Date: Saturday, May 2, 2020

Photo placeholder - full column - 675x450
Brankica Jankovic, Commissioner for the Protection of Equality from Serbia. Photo courtesy of the Serbian Commissioner for the Protection of Equality

Brankica Jankovic, the Serbian Commissioner for the Protection of Equality, has been actively advocating against different forms of discrimination against women. She spoke to UN Women about discrimination against women in the context of the COVID-19 outbreak as well as the new draft law on amendments to the Anti-Discrimination Law. The draft law is being developed with the support of the EU-UN Women regional programme on ending violence against women in the Western Balkans and Turkey, “Implementing Norms, Changing Minds”.

During the COVID-19 pandemic, women have been under increased risk of violence and exposed to inequalities in the fight against the pandemic. What can be done about this?

In times of crisis, such as the outbreak of a disease, women and girls may be exposed to higher risks of domestic and intimate partner violence because of increased tensions in the household, which are impossible to avoid because of various restrictions. Thus, it is necessary to implement special measures to protect women and girls at risk of violence and adjust them to changes in terms of the capacities of safe houses/shelters for women and children victims of violence. Also, as women represent 70 per cent of the workforce in the healthcare and social protection systems and are at a higher risk of exposure to the virus, it is necessary to pay special attention to their health-related and psycho-social needs. All these and other issues have been included in our recommended measures sent to the Serbian Government.

Sexual harassment, implicitly included in the earlier Anti-Discrimination Law as an act of discrimination based on personal characteristics and sex, is now explicitly defined as a form of discrimination, echoing the provisions of the Istanbul Convention and incriminating such behaviour.

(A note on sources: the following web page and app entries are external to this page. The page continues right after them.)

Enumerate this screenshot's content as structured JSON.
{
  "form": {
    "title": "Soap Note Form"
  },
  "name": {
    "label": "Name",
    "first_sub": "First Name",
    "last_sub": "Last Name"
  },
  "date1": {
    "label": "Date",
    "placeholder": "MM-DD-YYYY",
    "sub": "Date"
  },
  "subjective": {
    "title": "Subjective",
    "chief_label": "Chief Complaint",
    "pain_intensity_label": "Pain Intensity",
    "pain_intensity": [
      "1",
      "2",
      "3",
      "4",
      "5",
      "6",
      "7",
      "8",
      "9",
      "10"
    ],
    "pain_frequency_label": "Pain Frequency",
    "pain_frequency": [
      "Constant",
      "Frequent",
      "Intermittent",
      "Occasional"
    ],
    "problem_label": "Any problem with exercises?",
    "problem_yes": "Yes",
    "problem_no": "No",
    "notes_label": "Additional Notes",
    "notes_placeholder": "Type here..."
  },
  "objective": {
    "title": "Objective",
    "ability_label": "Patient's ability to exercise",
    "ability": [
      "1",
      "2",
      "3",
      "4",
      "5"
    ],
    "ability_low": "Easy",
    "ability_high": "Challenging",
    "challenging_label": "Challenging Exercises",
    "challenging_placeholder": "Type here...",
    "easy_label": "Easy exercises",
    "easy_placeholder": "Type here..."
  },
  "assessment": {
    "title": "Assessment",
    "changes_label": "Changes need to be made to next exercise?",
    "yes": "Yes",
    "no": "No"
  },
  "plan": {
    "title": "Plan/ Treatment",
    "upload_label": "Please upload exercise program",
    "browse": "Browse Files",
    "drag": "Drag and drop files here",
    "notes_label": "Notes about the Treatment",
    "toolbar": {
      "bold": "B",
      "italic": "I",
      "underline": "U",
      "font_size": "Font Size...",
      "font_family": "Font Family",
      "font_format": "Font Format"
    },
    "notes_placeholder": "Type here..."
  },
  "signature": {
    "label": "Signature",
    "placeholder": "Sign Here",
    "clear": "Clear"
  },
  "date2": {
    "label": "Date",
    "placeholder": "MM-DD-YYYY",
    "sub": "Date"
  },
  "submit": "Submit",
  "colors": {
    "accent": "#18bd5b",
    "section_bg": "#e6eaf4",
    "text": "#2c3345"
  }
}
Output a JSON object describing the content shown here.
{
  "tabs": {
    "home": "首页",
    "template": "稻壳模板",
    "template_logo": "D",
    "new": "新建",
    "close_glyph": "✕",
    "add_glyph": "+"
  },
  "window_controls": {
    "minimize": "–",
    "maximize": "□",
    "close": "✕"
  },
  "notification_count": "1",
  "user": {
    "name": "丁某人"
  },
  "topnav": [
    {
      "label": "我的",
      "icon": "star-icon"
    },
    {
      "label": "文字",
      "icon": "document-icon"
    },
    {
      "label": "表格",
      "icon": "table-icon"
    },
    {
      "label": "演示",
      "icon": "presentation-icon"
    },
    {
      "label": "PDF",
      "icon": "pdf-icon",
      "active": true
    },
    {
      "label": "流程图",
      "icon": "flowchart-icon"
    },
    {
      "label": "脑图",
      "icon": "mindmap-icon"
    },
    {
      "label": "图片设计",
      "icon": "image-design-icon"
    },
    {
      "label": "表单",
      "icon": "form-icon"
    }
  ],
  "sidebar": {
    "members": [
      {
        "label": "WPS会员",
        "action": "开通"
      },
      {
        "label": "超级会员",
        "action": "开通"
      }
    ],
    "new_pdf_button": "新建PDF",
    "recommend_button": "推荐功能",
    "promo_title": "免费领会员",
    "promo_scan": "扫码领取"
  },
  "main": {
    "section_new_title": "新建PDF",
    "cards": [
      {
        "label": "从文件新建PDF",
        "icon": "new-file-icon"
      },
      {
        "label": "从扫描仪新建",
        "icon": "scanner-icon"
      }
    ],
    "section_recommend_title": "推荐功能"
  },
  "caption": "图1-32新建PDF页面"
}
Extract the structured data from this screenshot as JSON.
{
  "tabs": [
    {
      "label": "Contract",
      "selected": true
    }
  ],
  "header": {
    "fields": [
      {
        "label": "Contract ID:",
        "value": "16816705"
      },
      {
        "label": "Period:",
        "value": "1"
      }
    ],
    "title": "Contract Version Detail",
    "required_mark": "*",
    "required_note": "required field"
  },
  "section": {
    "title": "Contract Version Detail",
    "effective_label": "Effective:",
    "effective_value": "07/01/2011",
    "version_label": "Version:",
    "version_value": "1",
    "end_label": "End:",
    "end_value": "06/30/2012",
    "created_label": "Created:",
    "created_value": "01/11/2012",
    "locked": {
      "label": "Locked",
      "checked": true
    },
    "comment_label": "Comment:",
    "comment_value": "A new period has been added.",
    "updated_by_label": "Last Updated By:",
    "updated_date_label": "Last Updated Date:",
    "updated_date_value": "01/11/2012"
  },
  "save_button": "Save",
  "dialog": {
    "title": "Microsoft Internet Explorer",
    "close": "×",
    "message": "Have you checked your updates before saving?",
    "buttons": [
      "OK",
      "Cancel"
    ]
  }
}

How was it defined and to what end?

The amendments to the Anti-Discrimination Law propose, among other things, to define sexual harassment as prohibited – in other words, to define it as a discriminatory form of behaviour, which was not explicitly provided in the existing law. The aim of the proposed provision is to prohibit any unwanted verbal, non-verbal or physical conduct of a sexual nature, with the purpose or effect of violating the dignity of a person, especially when creating an intimidating, hostile, degrading, humiliating, or offensive environment. This article also provides that parties shall take the necessary legislative measures and ensure that any such behaviour is subject to criminal or other legal sanction.

How many sexual harassment complaints do you receive annually, and what are the most common cases?

The Commissioner has received few complaints referring to sexual harassment. This year, there has been one complaint. Women’s fear, together with feelings of shame, is the main reason for non-reporting. We believe that this will change in the future as individual examples of reported and sanctioned cases will be an incentive for all women who have been exposed to sexual harassment.

Incitement to discrimination has also been proscribed in the Draft Law on Amendments to the Anti-Discrimination Law as a form of discrimination, which is certainly an advancement compared to the existing legal text. What does this mean in practice?

If this proposal is adopted, discrimination shall also mean if an individual or group of individuals incite someone to discrimination by providing instructions on how to undertake discriminatory actions or incite to discrimination in another similar way. Although this is not provided in the existing law, incitement to discrimination was proscribed as a prohibited form of conduct in the special Law on the Prevention of Discrimination against Persons with Disabilities and has already been applied in practice.

Will the powers of the Commissioner to establish and maintain cooperation national and international equality and human rights bodies improve the current situation and contribute to the efficiency of anti-discrimination efforts?

The Commissioner has already established mostly good-quality cooperation with the majority of government authorities, which find human rights as the foundation of a democratic society. Therefore, the amendments to the Anti-Discrimination Law related to the competences of our institution simply propose more precise definitions of cooperation that have already been established in practice. There are seldom and very few cases of authorities and institutions that do not comply with recommendations and thus demonstrate essential lack of understanding of the rule of law.